With SharePoint, organization process creators (managers, administrators, process engineers, etc.) get the ability to create and automate and truly optimize processes. In my personal experience over the years, I have concluded that it is these individuals (process admins or creators) within organizations who truly add value to an organization, by using technology to simplify and create better, simpler, and more efficient processes for their users.
SharePoint Does it All
Need an approval process for a vacation process? Need to be informed when a file/folder changes? Need to collect data with various stages of approvals and verifications? Check! It’s possible. SharePoint does it all.
With SharePoint, your data (files and folders), process management, and workflows can be created, managed, and maintained within one single platform. You can take all of your paper-based or manual processes and move them to SharePoint. With SharePoint, you have a tool by which you can evolve your processes to their next evolution: digitization. Why wouldn’t everyone want to re-engineer and optimize their processes?
Here is the beauty of this platform: in an organization, users will create their content, files, and folders. Some of the files and folders might become part of internal processes and workflows. How do you then manage and ensure this process stay consistent? Hello, it’s SharePoint again – this tool that does it all. The user gets their files and folders that they are used to. Managers, administrators, and process engineers get a platform by which to create, maintain, and optimize processes. The end result of all of this and the benefit to the organizations will be time savings and money savings.

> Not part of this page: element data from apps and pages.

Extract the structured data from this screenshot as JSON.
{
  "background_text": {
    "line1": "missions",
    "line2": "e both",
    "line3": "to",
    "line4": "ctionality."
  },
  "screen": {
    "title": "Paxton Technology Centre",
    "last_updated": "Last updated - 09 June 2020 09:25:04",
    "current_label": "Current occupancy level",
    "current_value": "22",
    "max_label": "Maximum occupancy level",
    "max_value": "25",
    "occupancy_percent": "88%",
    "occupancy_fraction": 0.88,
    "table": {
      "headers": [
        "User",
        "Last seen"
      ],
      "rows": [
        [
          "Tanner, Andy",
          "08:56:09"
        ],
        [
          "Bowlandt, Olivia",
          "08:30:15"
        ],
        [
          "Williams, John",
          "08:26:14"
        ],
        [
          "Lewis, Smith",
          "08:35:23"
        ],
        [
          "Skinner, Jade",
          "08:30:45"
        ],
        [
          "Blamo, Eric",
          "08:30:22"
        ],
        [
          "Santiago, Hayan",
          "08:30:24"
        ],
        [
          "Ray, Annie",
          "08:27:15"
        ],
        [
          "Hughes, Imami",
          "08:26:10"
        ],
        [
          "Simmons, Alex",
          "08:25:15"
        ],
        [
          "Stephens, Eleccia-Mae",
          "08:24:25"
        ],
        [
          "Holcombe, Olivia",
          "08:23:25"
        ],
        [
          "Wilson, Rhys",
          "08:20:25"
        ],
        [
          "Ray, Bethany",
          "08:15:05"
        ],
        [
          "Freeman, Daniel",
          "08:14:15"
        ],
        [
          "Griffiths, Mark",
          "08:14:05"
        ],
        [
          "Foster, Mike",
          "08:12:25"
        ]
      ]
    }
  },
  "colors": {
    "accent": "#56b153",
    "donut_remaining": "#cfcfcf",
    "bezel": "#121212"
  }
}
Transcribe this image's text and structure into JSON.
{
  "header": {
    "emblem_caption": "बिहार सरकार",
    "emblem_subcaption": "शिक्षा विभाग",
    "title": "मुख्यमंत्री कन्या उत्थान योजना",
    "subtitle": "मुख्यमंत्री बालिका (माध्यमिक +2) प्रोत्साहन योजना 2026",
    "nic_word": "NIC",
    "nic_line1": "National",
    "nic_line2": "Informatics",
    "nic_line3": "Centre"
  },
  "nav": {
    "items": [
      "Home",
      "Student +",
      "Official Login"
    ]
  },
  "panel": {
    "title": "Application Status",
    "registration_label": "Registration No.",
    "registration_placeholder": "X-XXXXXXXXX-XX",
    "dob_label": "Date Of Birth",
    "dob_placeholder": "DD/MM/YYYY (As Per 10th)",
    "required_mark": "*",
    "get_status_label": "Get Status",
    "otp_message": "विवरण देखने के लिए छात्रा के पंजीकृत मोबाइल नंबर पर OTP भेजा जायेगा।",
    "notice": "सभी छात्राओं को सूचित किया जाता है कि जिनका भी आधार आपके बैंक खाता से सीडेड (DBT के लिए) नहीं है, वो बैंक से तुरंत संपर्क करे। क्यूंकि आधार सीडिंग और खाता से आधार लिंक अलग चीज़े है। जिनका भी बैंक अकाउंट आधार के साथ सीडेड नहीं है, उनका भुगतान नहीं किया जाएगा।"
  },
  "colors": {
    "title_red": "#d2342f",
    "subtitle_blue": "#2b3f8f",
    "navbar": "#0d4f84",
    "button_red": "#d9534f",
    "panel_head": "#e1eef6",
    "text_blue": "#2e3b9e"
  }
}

I don’t know of many tools out there that give you all of this out of the box. In that lies the complexity and love/hate relationship with SharePoint, but ultimately, it’s this power that has me transitioning from the feeling of warmness to full-on love.